Your Surgeon May Have Suicidal Thoughts
If you or someone you know is scheduled for surgery, there is a chance the surgeon may have had suicidal thoughts recently. According to a new report in the Archives of Surgery, about 6 percent of surgeons said they had suicidal thoughts in the previous year, but only about 25 percent ever got professional help.
Suicide among physicians is higher than the general public
For many years, the suicide rate among physicians has been higher than that among other professions. A recent article in Psychology Today noted that one unusual fact about suicide rates among physicians is that it is equal among male and female doctors, while among the general population, suicide rates among men is about four times higher than among women. Between 300 and 400 physicians commit suicide each year.
At Mayo Clinic in Rochester, Minnesota, Tait D. Shanafelt, MD, and colleagues conducted an anonymous survey among members of the American College of Surgeons in 2008. The 61-question survey covered career satisfaction, self-perceived medical errors, practice characteristics, and demographic information, and also utilized tools to identify burnout, mental and physical quality of life, and symptoms of depression.

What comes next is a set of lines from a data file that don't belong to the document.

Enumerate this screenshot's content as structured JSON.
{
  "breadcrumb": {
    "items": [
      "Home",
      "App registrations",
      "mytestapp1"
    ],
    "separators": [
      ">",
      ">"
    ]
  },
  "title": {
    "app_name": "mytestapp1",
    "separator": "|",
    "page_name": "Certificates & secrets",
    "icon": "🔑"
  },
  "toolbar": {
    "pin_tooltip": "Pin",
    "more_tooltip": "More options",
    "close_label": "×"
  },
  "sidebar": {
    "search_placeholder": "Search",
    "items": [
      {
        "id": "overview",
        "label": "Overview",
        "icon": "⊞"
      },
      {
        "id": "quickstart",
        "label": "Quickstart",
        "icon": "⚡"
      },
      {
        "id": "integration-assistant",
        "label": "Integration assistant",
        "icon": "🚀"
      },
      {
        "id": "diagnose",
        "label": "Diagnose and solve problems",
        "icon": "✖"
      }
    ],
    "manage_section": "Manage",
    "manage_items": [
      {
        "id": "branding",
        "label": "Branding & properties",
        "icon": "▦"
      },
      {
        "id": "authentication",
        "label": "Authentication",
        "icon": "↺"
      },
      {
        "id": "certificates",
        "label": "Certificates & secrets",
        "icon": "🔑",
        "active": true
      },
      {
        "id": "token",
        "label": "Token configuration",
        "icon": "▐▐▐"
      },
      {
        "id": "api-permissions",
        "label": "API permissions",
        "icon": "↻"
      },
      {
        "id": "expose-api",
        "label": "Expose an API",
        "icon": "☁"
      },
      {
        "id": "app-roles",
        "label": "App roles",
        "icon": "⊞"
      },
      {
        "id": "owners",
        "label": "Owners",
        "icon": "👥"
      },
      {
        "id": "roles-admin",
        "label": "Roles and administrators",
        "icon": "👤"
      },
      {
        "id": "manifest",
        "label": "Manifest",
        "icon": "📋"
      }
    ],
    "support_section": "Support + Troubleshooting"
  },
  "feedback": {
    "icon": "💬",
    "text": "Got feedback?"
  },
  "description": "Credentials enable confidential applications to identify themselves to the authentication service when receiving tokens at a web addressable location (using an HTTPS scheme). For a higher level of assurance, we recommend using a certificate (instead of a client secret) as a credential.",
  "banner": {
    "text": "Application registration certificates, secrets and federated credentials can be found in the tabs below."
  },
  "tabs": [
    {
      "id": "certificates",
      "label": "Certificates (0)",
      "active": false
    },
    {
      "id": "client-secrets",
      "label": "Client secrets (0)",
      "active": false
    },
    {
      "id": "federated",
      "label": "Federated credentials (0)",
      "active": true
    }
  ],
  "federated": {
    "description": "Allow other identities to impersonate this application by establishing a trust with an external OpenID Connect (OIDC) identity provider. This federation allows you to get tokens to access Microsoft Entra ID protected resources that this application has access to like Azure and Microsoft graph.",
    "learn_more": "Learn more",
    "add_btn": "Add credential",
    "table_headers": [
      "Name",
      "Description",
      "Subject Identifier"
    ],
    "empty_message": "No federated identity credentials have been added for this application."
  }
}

Of the 7,905 surgeons who responded (86.7% males), 1,163 (14.9%) had had suicidal thoughts at some time in their lives, and 501 (6.3%) said they had had suicidal thoughts within the previous 12 months. Of the 501 surgeons, only 26 percent (130) sought help from a mental health professional. Antidepressants were used by 461 surgeons (5.8%) within the past year. Of these, 41 (8.9%) prescribed the medication for themselves, 34 (7.4%) got a prescription from a friend, but most (358, or 77%) got a prescription from a professional.
Most surgeons (301 of the 501, or 60.1%) said they did not seek help because they were concerned about their medical license. Eighty percent of state medical boards ask about mental illness on an initial licensure application, and nearly half inquire on renewals, but the focus for most boards is whether the mental health condition is impairing the surgeon’s abilities and not merely on the presence of the condition.
Surgeons with suicidal thoughts were more likely to be older (age 45 and older), and this group had 1.5 to 3 times the rate of suicidal thoughts when compared with the general population. While being married and having children were associated with a lower likelihood of entertaining suicidal thoughts, divorced surgeons had a higher risk.
The study’s authors note that the risk of depression among physicians is similar to that of the general public, and so this study “suggests that other factors may contribute to the increased risk of suicide among physicians.” Although access to lethal drugs may be a factor, “the influence of professional characteristics and forms of distress other than depression (e.g., burnout) are largely unexplored.”
The survey results showed that surgeons who perceived they had made a major medical error in the previous three months had a threefold increased risk of suicidal thoughts when compared with surgeons who did not perceive such an error.
The study’s authors stress that more studies are needed to evaluate the factors associated with the higher rate of suicidal thoughts among surgeons and efforts need to be made to reduce the contributing elements and hurdles to mental health care for these surgeons.
Psychology Today, August 1, 2009
Shanafelt TD et al. Archives of Surgery 2011; 146(1): 54-62